The mission of Animal Aid Unlimited is to rescue and treat the un-owned street animals of India who have become ill or injured, and through their rescue inspire a community to protect and defend the lives of all animals.
We operate one of India’s most active rescue services, responding to more than 50 calls on our helpline every day and involving thousands of Udaipur residents in the process of rescuing street animals every year. (Read more about our street animal rescue here).
Like the majority of cities across India, before Animal Aid Unlimited was founded in 2002, Udaipur had no rescue service for street animals, nor was there a hospital or shelter for street animals. This meant that wounded and suffering animals were left to suffer where they lay. We now know that the animals were neglected not because no one cared, but because without an ambulance or a professional medical team to call on, it was very hard for even a caring person to know what to do when they saw a suffering animal.
Our mission is to replace apathy and neglect with protection. And by building a request-response culture, Animal Aid is teaching the local community that it is deeply satisfying to help a suffering animal. Feeling –and really BEING—a part of saving the life of a street animal changes each of us. We become more eager to help the next, and more willing and able to imagine the suffering of the millions of animals we can save by preventing their suffering in all the choices we make with our lives.
By offering the community free-of-cost street animal rescue, we not only rescue hundreds of animals every month, but we create a vital moment of action: When a resident of Udaipur sees an animal who needs help, instead of ignoring that suffering and walking away, our rescue service encourages them to stop and help.
By providing a phone number someone can call and a shelter who will help and save, we are inspiring action. Action that though small at first, maybe just a phone call on our helpline, is the first step on the road of becoming an animal protector.
Our ultimate goal is equality and protection of all animals and a complete end to the use and abuse of animals. We are working for the day that every dog, donkey, cow, pig, fish and mouse can live their lives in freedom.
Thousands of dogs, cows, donkeys and other animals live on the street in Udaipur alone, and millions across India. In the region where Animal Aid works in Udaipur, Rajasthan, the animal’s presence on the street is generally accepted, and feeding street animals is even a part of the culture. However, as traffic increases and the city expands, life can be a daily struggle for many animals on the street. Street dogs survive off of human left overs in India much as they have done for thousands of years (more than 10,000 years!) They find left-overs from restaurants and markets, and also enjoy food left especially for them by kind neighbors. There is a popular tradition in this region for the first and last chapatti (piece of bread) to be given to a cow and a dog.
While some street dogs live in quiet colonies with little traffic, others live near busy intersections where they search for food from garbage dumps and risk their live simply crossing the street.
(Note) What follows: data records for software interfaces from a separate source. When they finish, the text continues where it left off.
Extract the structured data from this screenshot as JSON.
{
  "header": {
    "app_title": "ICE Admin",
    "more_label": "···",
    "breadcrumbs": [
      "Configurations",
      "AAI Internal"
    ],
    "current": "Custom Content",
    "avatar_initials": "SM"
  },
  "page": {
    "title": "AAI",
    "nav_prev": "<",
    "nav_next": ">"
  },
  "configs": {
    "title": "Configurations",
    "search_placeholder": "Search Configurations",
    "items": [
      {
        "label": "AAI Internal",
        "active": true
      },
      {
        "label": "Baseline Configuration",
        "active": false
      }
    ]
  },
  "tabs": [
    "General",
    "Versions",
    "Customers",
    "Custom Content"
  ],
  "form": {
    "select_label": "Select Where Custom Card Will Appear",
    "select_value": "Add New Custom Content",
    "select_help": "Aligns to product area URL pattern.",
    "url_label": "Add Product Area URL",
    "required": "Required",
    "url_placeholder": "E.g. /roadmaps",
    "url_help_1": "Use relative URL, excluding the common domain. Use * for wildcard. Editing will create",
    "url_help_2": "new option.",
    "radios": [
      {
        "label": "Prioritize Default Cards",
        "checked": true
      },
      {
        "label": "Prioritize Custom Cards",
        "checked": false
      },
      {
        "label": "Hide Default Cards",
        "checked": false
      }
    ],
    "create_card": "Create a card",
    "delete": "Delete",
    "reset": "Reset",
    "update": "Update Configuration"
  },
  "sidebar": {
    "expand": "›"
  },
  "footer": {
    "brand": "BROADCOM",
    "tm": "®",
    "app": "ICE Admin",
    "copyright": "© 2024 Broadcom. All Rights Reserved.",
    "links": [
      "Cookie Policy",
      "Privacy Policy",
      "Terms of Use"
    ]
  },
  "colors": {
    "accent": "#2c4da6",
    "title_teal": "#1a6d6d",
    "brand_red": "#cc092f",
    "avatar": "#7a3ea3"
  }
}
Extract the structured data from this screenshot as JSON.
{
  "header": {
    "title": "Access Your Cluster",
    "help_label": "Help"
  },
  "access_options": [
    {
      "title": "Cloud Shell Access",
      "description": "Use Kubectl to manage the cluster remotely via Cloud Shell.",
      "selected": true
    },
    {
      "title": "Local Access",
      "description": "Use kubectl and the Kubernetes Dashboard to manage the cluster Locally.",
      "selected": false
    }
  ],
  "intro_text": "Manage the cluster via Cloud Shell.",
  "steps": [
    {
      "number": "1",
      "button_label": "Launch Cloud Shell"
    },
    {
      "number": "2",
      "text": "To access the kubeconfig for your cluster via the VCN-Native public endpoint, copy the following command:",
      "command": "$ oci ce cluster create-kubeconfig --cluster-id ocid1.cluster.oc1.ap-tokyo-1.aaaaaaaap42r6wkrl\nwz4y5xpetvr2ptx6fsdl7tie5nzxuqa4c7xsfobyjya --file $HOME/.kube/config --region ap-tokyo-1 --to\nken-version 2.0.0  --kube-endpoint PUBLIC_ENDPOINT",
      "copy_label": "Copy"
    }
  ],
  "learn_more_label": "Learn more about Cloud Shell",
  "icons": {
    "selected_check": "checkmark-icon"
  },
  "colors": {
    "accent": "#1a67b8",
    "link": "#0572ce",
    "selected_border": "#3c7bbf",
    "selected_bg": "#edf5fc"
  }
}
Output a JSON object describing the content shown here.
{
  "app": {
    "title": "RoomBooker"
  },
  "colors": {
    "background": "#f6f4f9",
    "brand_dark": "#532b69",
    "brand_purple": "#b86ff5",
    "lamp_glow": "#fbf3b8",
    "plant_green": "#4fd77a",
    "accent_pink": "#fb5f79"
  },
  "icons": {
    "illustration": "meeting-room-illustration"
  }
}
Their population grows in relation to the availability of food.
The life of a little family of puppies often goes like this: While there might have been adequate food from caring neighbors and a local garbage heap, a mother’s four growing puppies quickly discover mama’s milk is not nearly enough, but there’s nothing else to eat. Their mother gives everything she can to sustain them, but by the time they’re a couple of months old, she’s thin, growing thinner, and often dies of hunger. Often, all but one of the puppies dies too. The little survivor has lost every family member. There’s only enough food for the one—the one who used to be his mama.
Puppies born onto the street are almost always destined to horrible deaths from primarily road accidents and lack of food.
Cows and bulls become strays when they have been dumped on the street by Dairies because they are no longer productive (female cows who are no longer profitable and male calves soon after being born.) Because there are no grazing grounds in the city, the cows and bulls forage for food from garbage bins along with the dogs, however along with finding bits of food here and there, they consume enormous amounts of plastic, so much so that every cow who has been living on the street for more than a few months has dozens of kgs of plastic trapped in their stomach that they cannot digest. The consumption of plastic is fatal due to the toxicity of the plastic and other rubbish and because their stomachs become so full of plastic that they can no longer eat.